Moreover, FERC said it disagrees with arguments that the declaratory order reflects an unjustified departure from the opt-in/opt-out approach applied in Order No. 719. “As the Commission noted in the declaratory order, Order No. 719 applies to demand response resources; the rule expressly provides that it does not apply to EERs.”
FERC said a requested clarification from the Midwest TDUs that FERC’s statements regarding the effects of EERs on retail electric service are not intended to prejudge any future RTO-specific proposal to limit EER participation in wholesale markets is unnecessary.
The Commission said its findings regarding the effects of EERs on retail service were appropriately based on the record in the Advanced Energy Economy proceeding. “We note that the Commission did not find in the declaratory order that it would never implement such an opt-in/opt-out approach to EER participation in wholesale markets, but that the record in the instant proceeding does not support the implementation of such a rule.”
Related PJM order
In related action, FERC on April 17 issued an order concurrently with the rehearing order in a proceeding involving PJM.
The grid operator on Feb. 16, 2018, submitted proposed revisions to its open access transmission tariff and the reliability assurance agreement among load serving entities in the PJM Region. The proposed revisions establish a procedure to facilitate the implementation of any restrictions imposed on EERs by a relevant electric retail regulatory authority authorized by the Commission to opt-out and restrict the sale of EERs into PJM’s market.
In its filing, PJM said that consistent with the Advanced Energy Economy declaratory order, its filing represents the culmination of PJM and its stakeholders’ efforts to develop new market rules related to EERs.
PJM argued that proactively implementing a market rule for sellers of EERs in PJM’s capacity market is prudent in order to provide guidance and minimize regulatory risk for all market participants in the event that FERC authorizes a RERRA to restrict EERs from future participation in PJM’s markets.
PJM’s proposed tariff and RAA revisions provide a verification process to ensure that all EERs offered and cleared in PJM’s capacity market comply with any restrictions that may be imposed by an authorized RERRA. Also, the proposed revisions grant relief for sellers of EERs that already cleared in a prior PJM capacity market auction and are subsequently restricted from participation in PJM’s market by an authorized RERRA.
FERC determined that PJM’s proposed tariff and RAA revisions are just and reasonable and accepted them for filing, effective April 17, 2018, as requested.
In the order, FERC noted that the Association and AMP support PJM’s proposed revisions, but asserted that because some revisions proposed by PJM were premised upon rulings in the declaratory order, the Commission should make any acceptance of PJM’s filing subject to the resolution of the pending requests for rehearing and clarification of that order.

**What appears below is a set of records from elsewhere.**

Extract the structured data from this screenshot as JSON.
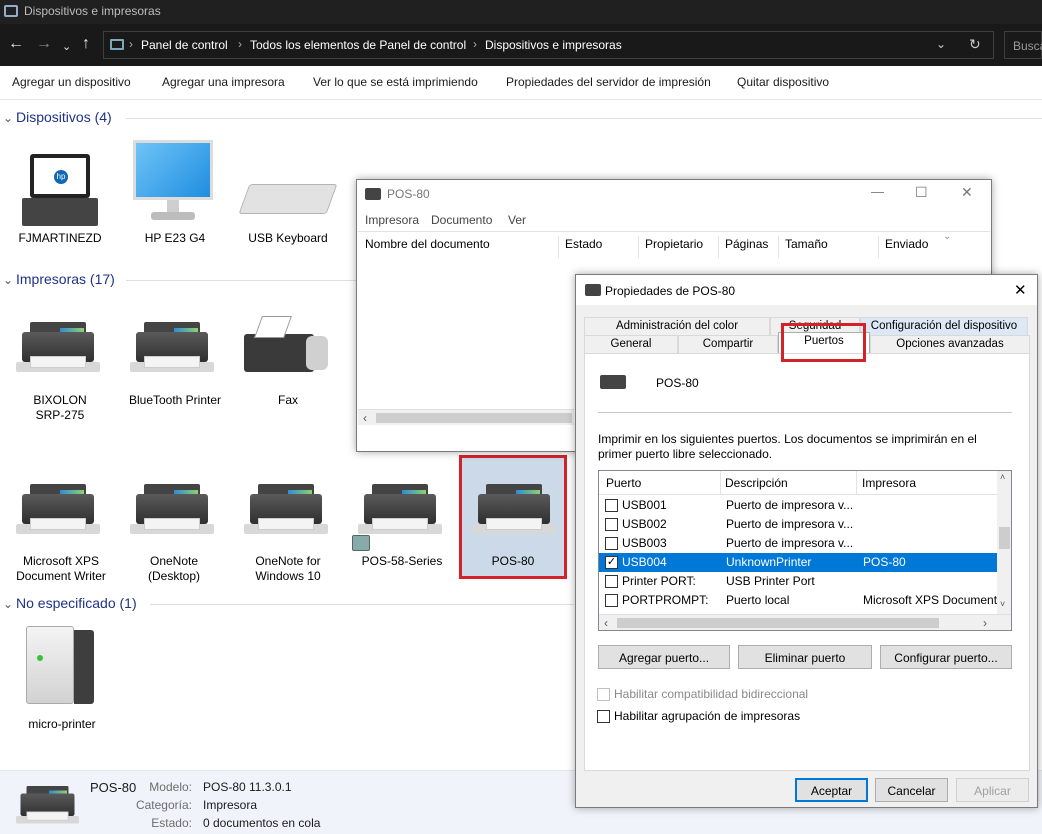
{
  "window_title": "Dispositivos e impresoras",
  "address": {
    "crumbs": [
      "Panel de control",
      "Todos los elementos de Panel de control",
      "Dispositivos e impresoras"
    ],
    "search_placeholder": "Busca"
  },
  "commands": [
    "Agregar un dispositivo",
    "Agregar una impresora",
    "Ver lo que se está imprimiendo",
    "Propiedades del servidor de impresión",
    "Quitar dispositivo"
  ],
  "groups": {
    "devices": "Dispositivos (4)",
    "printers": "Impresoras (17)",
    "unspecified": "No especificado (1)"
  },
  "devices": [
    "FJMARTINEZD",
    "HP E23 G4",
    "USB Keyboard"
  ],
  "printers": {
    "bixolon_1": "BIXOLON",
    "bixolon_2": "SRP-275",
    "bluetooth": "BlueTooth Printer",
    "fax": "Fax",
    "mxps_1": "Microsoft XPS",
    "mxps_2": "Document Writer",
    "onenote_1": "OneNote",
    "onenote_2": "(Desktop)",
    "onenote10_1": "OneNote for",
    "onenote10_2": "Windows 10",
    "pos58": "POS-58-Series",
    "pos80": "POS-80"
  },
  "unspecified": [
    "micro-printer"
  ],
  "laptop_logo": "hp",
  "status_bar": {
    "name": "POS-80",
    "model_label": "Modelo:",
    "model": "POS-80 11.3.0.1",
    "category_label": "Categoría:",
    "category": "Impresora",
    "state_label": "Estado:",
    "state": "0 documentos en cola"
  },
  "queue_window": {
    "title": "POS-80",
    "menu": [
      "Impresora",
      "Documento",
      "Ver"
    ],
    "columns": [
      "Nombre del documento",
      "Estado",
      "Propietario",
      "Páginas",
      "Tamaño",
      "Enviado"
    ],
    "min": "—",
    "max": "☐",
    "close": "✕"
  },
  "props_dialog": {
    "title": "Propiedades de POS-80",
    "tabs_top": [
      "Administración del color",
      "Seguridad",
      "Configuración del dispositivo"
    ],
    "tabs_bottom": [
      "General",
      "Compartir",
      "Puertos",
      "Opciones avanzadas"
    ],
    "printer_name": "POS-80",
    "instructions": "Imprimir en los siguientes puertos. Los documentos se imprimirán en el primer puerto libre seleccionado.",
    "columns": [
      "Puerto",
      "Descripción",
      "Impresora"
    ],
    "ports": [
      {
        "port": "USB001",
        "desc": "Puerto de impresora v...",
        "printer": "",
        "checked": false,
        "selected": false
      },
      {
        "port": "USB002",
        "desc": "Puerto de impresora v...",
        "printer": "",
        "checked": false,
        "selected": false
      },
      {
        "port": "USB003",
        "desc": "Puerto de impresora v...",
        "printer": "",
        "checked": false,
        "selected": false
      },
      {
        "port": "USB004",
        "desc": "UnknownPrinter",
        "printer": "POS-80",
        "checked": true,
        "selected": true
      },
      {
        "port": "Printer PORT:",
        "desc": "USB Printer Port",
        "printer": "",
        "checked": false,
        "selected": false
      },
      {
        "port": "PORTPROMPT:",
        "desc": "Puerto local",
        "printer": "Microsoft XPS Document",
        "checked": false,
        "selected": false
      }
    ],
    "buttons": {
      "add": "Agregar puerto...",
      "delete": "Eliminar puerto",
      "configure": "Configurar puerto..."
    },
    "bidirectional": "Habilitar compatibilidad bidireccional",
    "pooling": "Habilitar agrupación de impresoras",
    "ok": "Aceptar",
    "cancel": "Cancelar",
    "apply": "Aplicar",
    "close": "✕"
  },
  "colors": {
    "accent": "#0078d7",
    "highlight_border": "#d2232a",
    "group_header": "#1e3287",
    "dark_chrome": "#202020"
  }
}
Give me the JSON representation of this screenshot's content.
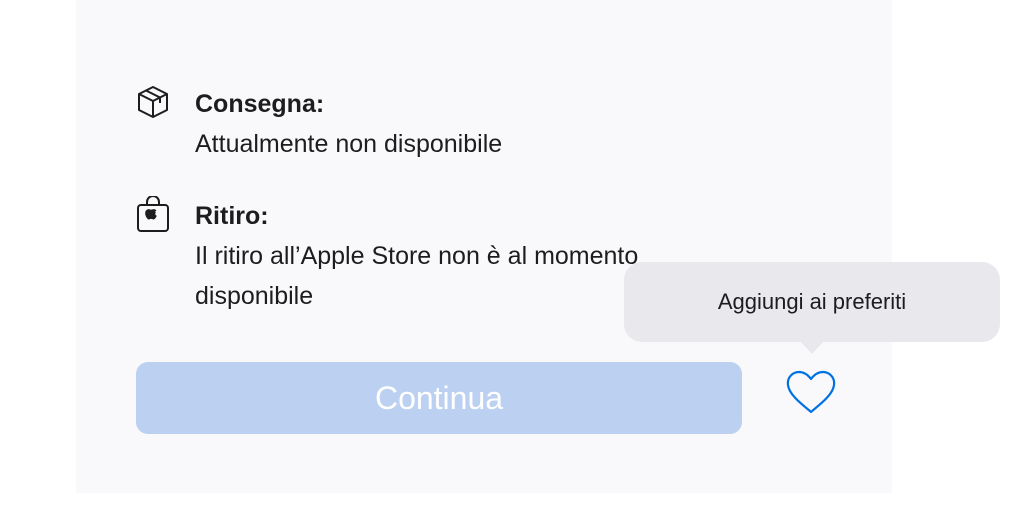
{
  "delivery": {
    "icon": "box-icon",
    "title": "Consegna:",
    "status": "Attualmente non disponibile"
  },
  "pickup": {
    "icon": "shopping-bag-apple-icon",
    "title": "Ritiro:",
    "status": "Il ritiro all’Apple Store non è al momento disponibile"
  },
  "actions": {
    "continue_label": "Continua",
    "continue_disabled": true,
    "favorite_icon": "heart-icon",
    "favorite_tooltip": "Aggiungi ai preferiti"
  },
  "colors": {
    "panel_background": "#f9f9fb",
    "button_disabled": "#bcd0f1",
    "accent_blue": "#0071e3",
    "tooltip_background": "#e8e8ed"
  }
}
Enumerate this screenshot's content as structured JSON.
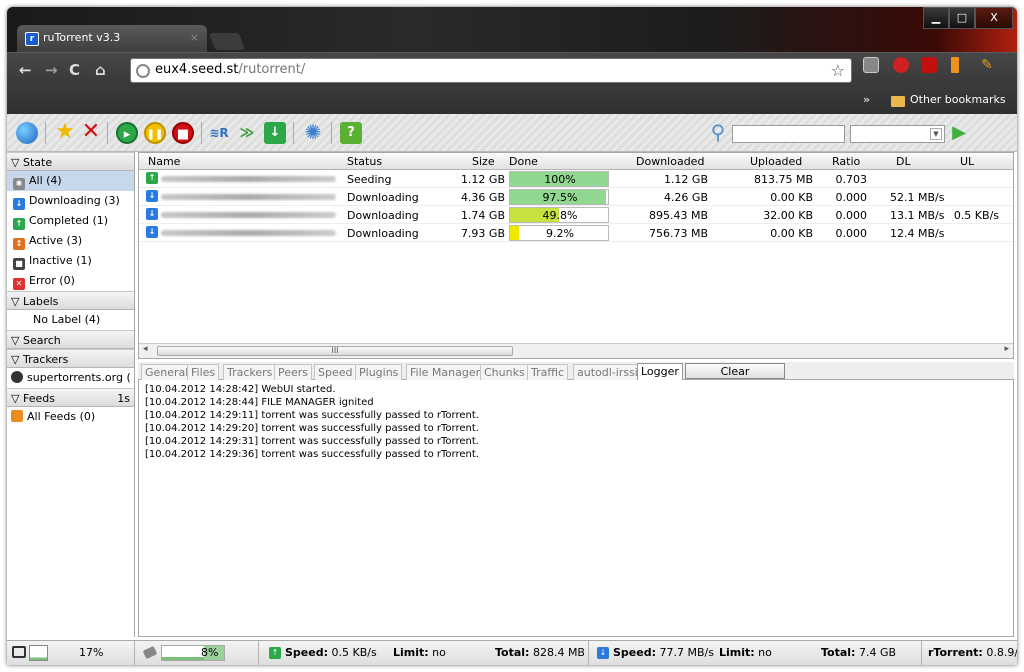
{
  "browser": {
    "tab_title": "ruTorrent v3.3",
    "tab_close": "×",
    "url_host": "eux4.seed.st",
    "url_path": "/rutorrent/",
    "other_bookmarks": "Other bookmarks",
    "bookmarks_chevron": "»",
    "window_minimize": "▁",
    "window_maximize": "□",
    "window_close": "X"
  },
  "sidebar": {
    "state_header": "State",
    "state_items": [
      {
        "label": "All (4)",
        "color": "#888888",
        "glyph": "✱"
      },
      {
        "label": "Downloading (3)",
        "color": "#2a7be0",
        "glyph": "↓"
      },
      {
        "label": "Completed (1)",
        "color": "#2aa84a",
        "glyph": "↑"
      },
      {
        "label": "Active (3)",
        "color": "#e07020",
        "glyph": "↕"
      },
      {
        "label": "Inactive (1)",
        "color": "#444444",
        "glyph": "■"
      },
      {
        "label": "Error (0)",
        "color": "#e03030",
        "glyph": "✕"
      }
    ],
    "labels_header": "Labels",
    "no_label": "No Label (4)",
    "search_header": "Search",
    "trackers_header": "Trackers",
    "tracker_item": "supertorrents.org (",
    "feeds_header": "Feeds",
    "feeds_interval": "1s",
    "all_feeds": "All Feeds (0)"
  },
  "table": {
    "columns": [
      "Name",
      "Status",
      "Size",
      "Done",
      "Downloaded",
      "Uploaded",
      "Ratio",
      "DL",
      "UL"
    ],
    "rows": [
      {
        "status": "Seeding",
        "size": "1.12 GB",
        "done": "100%",
        "done_frac": 1.0,
        "bar_color": "#90d890",
        "downloaded": "1.12 GB",
        "uploaded": "813.75 MB",
        "ratio": "0.703",
        "dl": "",
        "ul": "",
        "icon_color": "#2aa84a",
        "icon": "↑"
      },
      {
        "status": "Downloading",
        "size": "4.36 GB",
        "done": "97.5%",
        "done_frac": 0.975,
        "bar_color": "#90d890",
        "downloaded": "4.26 GB",
        "uploaded": "0.00 KB",
        "ratio": "0.000",
        "dl": "52.1 MB/s",
        "ul": "",
        "icon_color": "#2a7be0",
        "icon": "↓"
      },
      {
        "status": "Downloading",
        "size": "1.74 GB",
        "done": "49.8%",
        "done_frac": 0.498,
        "bar_color": "#c8e040",
        "downloaded": "895.43 MB",
        "uploaded": "32.00 KB",
        "ratio": "0.000",
        "dl": "13.1 MB/s",
        "ul": "0.5 KB/s",
        "icon_color": "#2a7be0",
        "icon": "↓"
      },
      {
        "status": "Downloading",
        "size": "7.93 GB",
        "done": "9.2%",
        "done_frac": 0.092,
        "bar_color": "#f0e800",
        "downloaded": "756.73 MB",
        "uploaded": "0.00 KB",
        "ratio": "0.000",
        "dl": "12.4 MB/s",
        "ul": "",
        "icon_color": "#2a7be0",
        "icon": "↓"
      }
    ],
    "scroll_grip": "III"
  },
  "bottom_tabs": [
    "General",
    "Files",
    "Trackers",
    "Peers",
    "Speed",
    "Plugins",
    "File Manager",
    "Chunks",
    "Traffic",
    "autodl-irssi",
    "Logger"
  ],
  "clear_button": "Clear",
  "log_lines": [
    "[10.04.2012 14:28:42] WebUI started.",
    "[10.04.2012 14:28:44] FILE MANAGER ignited",
    "[10.04.2012 14:29:11] torrent was successfully passed to rTorrent.",
    "[10.04.2012 14:29:20] torrent was successfully passed to rTorrent.",
    "[10.04.2012 14:29:31] torrent was successfully passed to rTorrent.",
    "[10.04.2012 14:29:36] torrent was successfully passed to rTorrent."
  ],
  "statusbar": {
    "cpu": "17%",
    "disk": "8%",
    "up_speed_label": "Speed:",
    "up_speed": "0.5 KB/s",
    "up_limit_label": "Limit:",
    "up_limit": "no",
    "up_total_label": "Total:",
    "up_total": "828.4 MB",
    "down_speed_label": "Speed:",
    "down_speed": "77.7 MB/s",
    "down_limit_label": "Limit:",
    "down_limit": "no",
    "down_total_label": "Total:",
    "down_total": "7.4 GB",
    "version_label": "rTorrent:",
    "version": "0.8.9/"
  }
}
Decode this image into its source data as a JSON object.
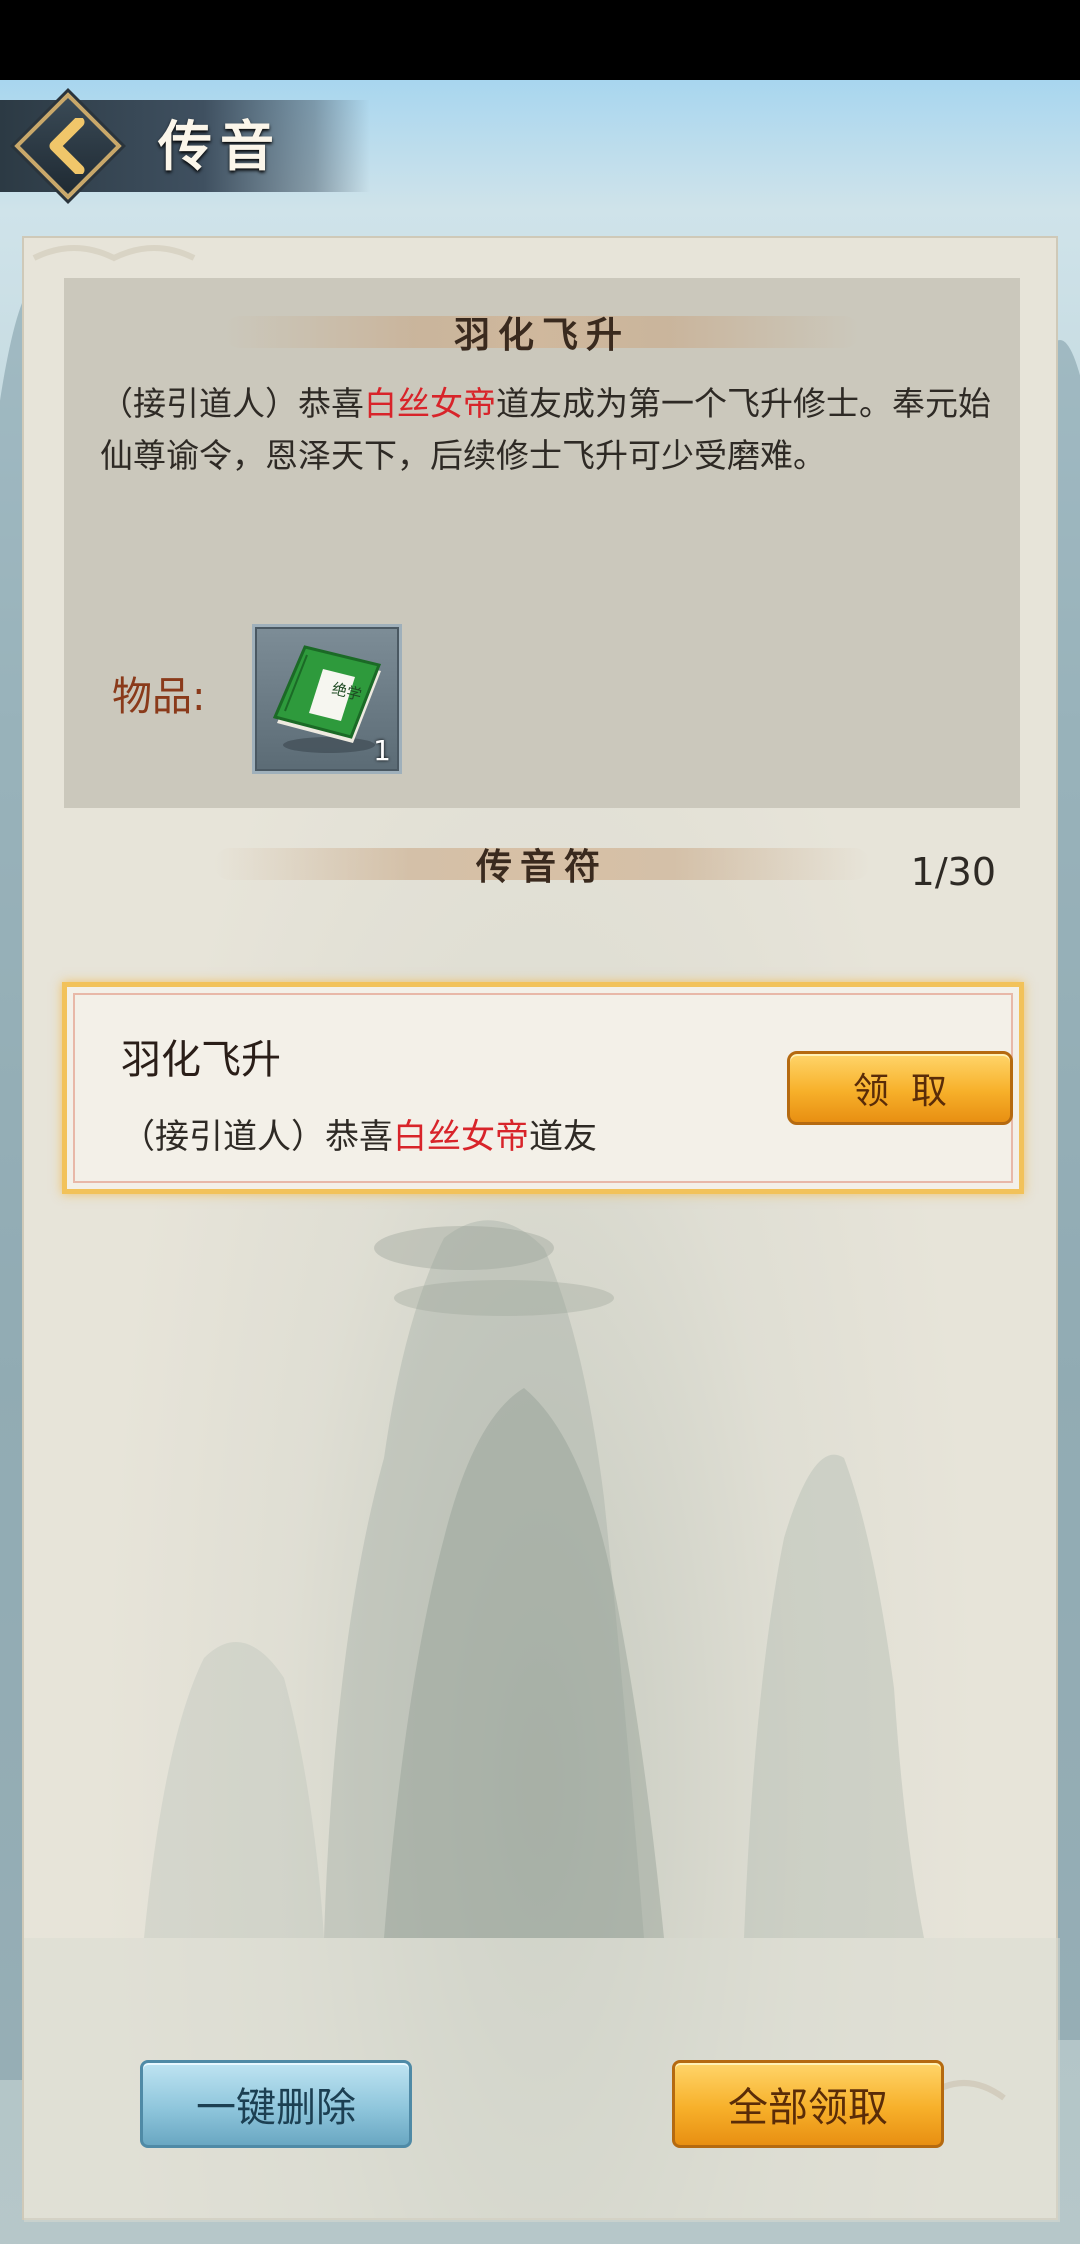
{
  "header": {
    "title": "传音",
    "back_icon": "chevron-left-icon"
  },
  "detail": {
    "title": "羽化飞升",
    "body_part1": "（接引道人）恭喜",
    "body_highlight": "白丝女帝",
    "body_part2": "道友成为第一个飞升修士。奉元始仙尊谕令，恩泽天下，后续修士飞升可少受磨难。",
    "items_label": "物品:",
    "item": {
      "icon": "green-book-icon",
      "book_text": "绝学",
      "count": "1"
    }
  },
  "list": {
    "title": "传音符",
    "count": "1/30",
    "mails": [
      {
        "title": "羽化飞升",
        "preview_part1": "（接引道人）恭喜",
        "preview_highlight": "白丝女帝",
        "preview_part2": "道友",
        "claim_label": "领取"
      }
    ]
  },
  "footer": {
    "delete_all_label": "一键删除",
    "claim_all_label": "全部领取"
  },
  "colors": {
    "highlight": "#d8242a",
    "gold_button": "#f7b02a",
    "blue_button": "#8fc6dc",
    "panel": "#e7e4d9"
  }
}
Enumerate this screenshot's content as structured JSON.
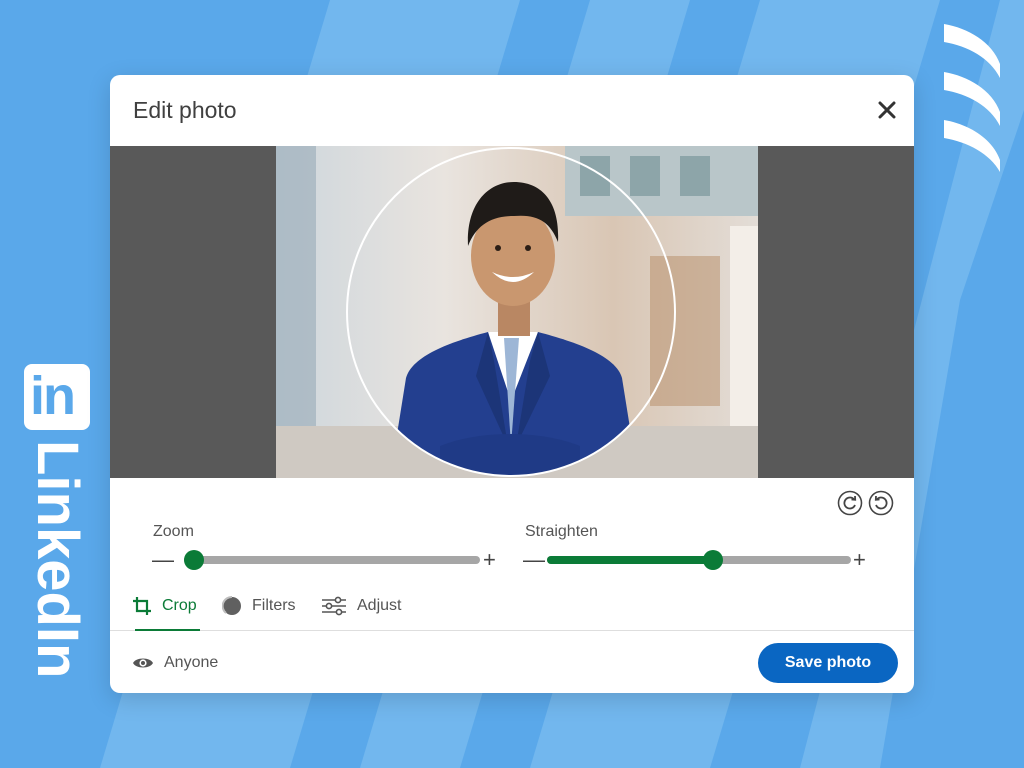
{
  "brand": {
    "logo_box_text": "in",
    "logo_wordmark": "LinkedIn",
    "accent_color": "#0b7b37",
    "primary_button_color": "#0a66c2",
    "background_color": "#5aa8ea"
  },
  "dialog": {
    "title": "Edit photo",
    "close_icon": "close-icon",
    "rotate_icons": [
      "rotate-clockwise-icon",
      "rotate-counterclockwise-icon"
    ]
  },
  "sliders": {
    "zoom": {
      "label": "Zoom",
      "minus": "—",
      "plus": "+",
      "value": 0.0
    },
    "straighten": {
      "label": "Straighten",
      "minus": "—",
      "plus": "+",
      "value": 0.55
    }
  },
  "tabs": [
    {
      "label": "Crop",
      "icon": "crop-icon",
      "active": true
    },
    {
      "label": "Filters",
      "icon": "filters-icon",
      "active": false
    },
    {
      "label": "Adjust",
      "icon": "adjust-sliders-icon",
      "active": false
    }
  ],
  "footer": {
    "visibility_label": "Anyone",
    "visibility_icon": "eye-icon",
    "save_label": "Save photo"
  }
}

AMP specifically asked that the Commission accept and suspend the EER market rules to become effective only upon and subject to the final resolution of the jurisdictional issue in question.
“We need not address AMP’s and APPA’s concerns regarding the timing of the issuance of this order as it relates to the requests for rehearing and clarification of the declaratory order,” FERC said, noting that the PJM order was being issued concurrently with the order on rehearing and clarification of the declaratory order in the Advanced Energy Economy proceeding.